The performances work much better, especially Lauren Ashley Carter as Ada, the young pregnant girl who doesn’t want to sacrifice herself and her unborn child to a pit in the woods. Her desperation is palpable and her arc of the film is one that’s so brutally hopeless as to make the film feel much stronger than it is. Kinkle just doesn’t seem interested enough in keeping the film devastatingly psychological as he is in throwing down some gore and terribly CG enhanced ghosties. I usually enjoy a slow build to some shattering grue, but the backwood culture dynamic crossed with the ancient hungry pit is such an awesome idea that when the blood starts flying it feels like an anticlimactic letdown.

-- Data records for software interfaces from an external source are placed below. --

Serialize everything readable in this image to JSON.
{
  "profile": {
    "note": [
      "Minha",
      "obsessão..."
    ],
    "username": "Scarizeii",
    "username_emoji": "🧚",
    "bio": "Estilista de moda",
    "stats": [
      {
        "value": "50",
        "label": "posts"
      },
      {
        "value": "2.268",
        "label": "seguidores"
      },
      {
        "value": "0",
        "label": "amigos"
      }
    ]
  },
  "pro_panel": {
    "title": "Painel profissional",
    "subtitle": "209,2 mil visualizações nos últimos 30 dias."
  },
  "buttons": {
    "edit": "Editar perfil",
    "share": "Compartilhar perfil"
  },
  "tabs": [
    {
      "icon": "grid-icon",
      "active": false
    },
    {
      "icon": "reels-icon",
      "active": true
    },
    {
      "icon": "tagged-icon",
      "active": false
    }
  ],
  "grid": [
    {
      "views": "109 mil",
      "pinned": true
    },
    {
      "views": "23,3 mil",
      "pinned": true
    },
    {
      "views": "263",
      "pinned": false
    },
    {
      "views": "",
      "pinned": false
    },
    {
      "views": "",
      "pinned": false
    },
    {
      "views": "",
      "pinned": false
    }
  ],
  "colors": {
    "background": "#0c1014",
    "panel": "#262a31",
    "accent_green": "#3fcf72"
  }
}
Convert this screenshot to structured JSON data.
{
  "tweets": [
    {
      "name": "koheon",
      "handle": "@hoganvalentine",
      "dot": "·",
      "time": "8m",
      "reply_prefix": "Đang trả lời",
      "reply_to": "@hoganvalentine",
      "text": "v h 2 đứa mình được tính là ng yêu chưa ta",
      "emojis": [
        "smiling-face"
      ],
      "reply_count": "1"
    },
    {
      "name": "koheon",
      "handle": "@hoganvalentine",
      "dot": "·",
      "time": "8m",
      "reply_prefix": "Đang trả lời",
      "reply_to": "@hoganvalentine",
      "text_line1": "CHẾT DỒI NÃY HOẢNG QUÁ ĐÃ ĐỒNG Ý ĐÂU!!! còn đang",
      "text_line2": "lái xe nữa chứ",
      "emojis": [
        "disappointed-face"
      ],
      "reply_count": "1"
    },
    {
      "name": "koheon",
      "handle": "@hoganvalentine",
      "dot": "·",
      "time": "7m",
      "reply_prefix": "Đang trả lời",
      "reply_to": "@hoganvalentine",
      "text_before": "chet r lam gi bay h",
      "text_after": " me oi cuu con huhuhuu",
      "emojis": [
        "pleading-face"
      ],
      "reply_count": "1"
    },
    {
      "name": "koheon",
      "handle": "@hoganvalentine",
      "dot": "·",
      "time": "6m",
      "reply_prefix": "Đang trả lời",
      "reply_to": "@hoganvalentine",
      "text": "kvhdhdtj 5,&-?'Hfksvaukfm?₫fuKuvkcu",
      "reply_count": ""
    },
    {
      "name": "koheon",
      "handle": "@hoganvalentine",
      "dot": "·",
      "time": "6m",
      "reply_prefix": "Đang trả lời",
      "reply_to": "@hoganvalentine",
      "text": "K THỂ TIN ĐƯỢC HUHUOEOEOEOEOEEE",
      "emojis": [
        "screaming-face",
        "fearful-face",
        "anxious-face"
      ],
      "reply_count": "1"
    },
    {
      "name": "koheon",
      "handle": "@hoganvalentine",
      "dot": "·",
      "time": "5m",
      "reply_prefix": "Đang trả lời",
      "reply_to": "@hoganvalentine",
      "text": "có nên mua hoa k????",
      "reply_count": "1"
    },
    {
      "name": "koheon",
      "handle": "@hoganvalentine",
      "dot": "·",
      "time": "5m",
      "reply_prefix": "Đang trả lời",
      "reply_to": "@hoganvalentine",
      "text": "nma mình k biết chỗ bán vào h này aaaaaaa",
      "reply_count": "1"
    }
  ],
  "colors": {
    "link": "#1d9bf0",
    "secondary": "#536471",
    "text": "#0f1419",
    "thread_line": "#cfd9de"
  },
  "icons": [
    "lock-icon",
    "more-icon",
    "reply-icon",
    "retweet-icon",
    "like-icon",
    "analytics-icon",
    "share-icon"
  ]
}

Sean Bridgers is always brilliant in everything he does and his arc on Deadwood is one of the finest produced by the show. He doesn’t disappoint here as the simpleton who sculpts and fires the jugs. The pit always picks one person to send the visions to and he unwillingly obliges. The visions take a take a toll on him and the responsibility of basically telling the community who is next to die is starting to put him into a tailspin. Bridgers could have easily overplayed the character, but instead gives Dawai a fascinating inner life that hints of a better movie.
Jug Face has all the elements of a horror classic, but it doesn’t use its gorgeous rural setting or it’s stunning cinematography to create an ominous enough tone to sustain ideas this scary. It’s a misfire, but a misfire worth examining.
How’s the Music? The music is gorgeous. Honestly the score is probably the finest aspect of the film. Sean Spillane’s score sounds like the perfect mashup of Johnny Greenwood’s There Will Be Blood with Damon Albarn’s Ravenous.
What does Netflix say I’d like if I like this? Citadel (been meaning to watch this for a year), Absence (pregnant lady has her baby disappear from her belly), The Maze (evil cornfield), Ghost Watcher 2 (terrible cover) and Haunt (excellent first 10 minutes).
Do you have an interesting fun-fact? The film only grossed $21,000. That’s not very fun.
What is Netflix’s best guess for Jared? 2.8
What is Jared’s best guess for Jared? 2.5
Any last thoughts? It seems like everyone else enjoyed this movie more than I did. So let me know what you thought about it in the comments.
Did you watch anything else this week? Just a shitload of Bojack Horseman because that’s my life.
Next Week? Dark Space? I dunno, you tell me.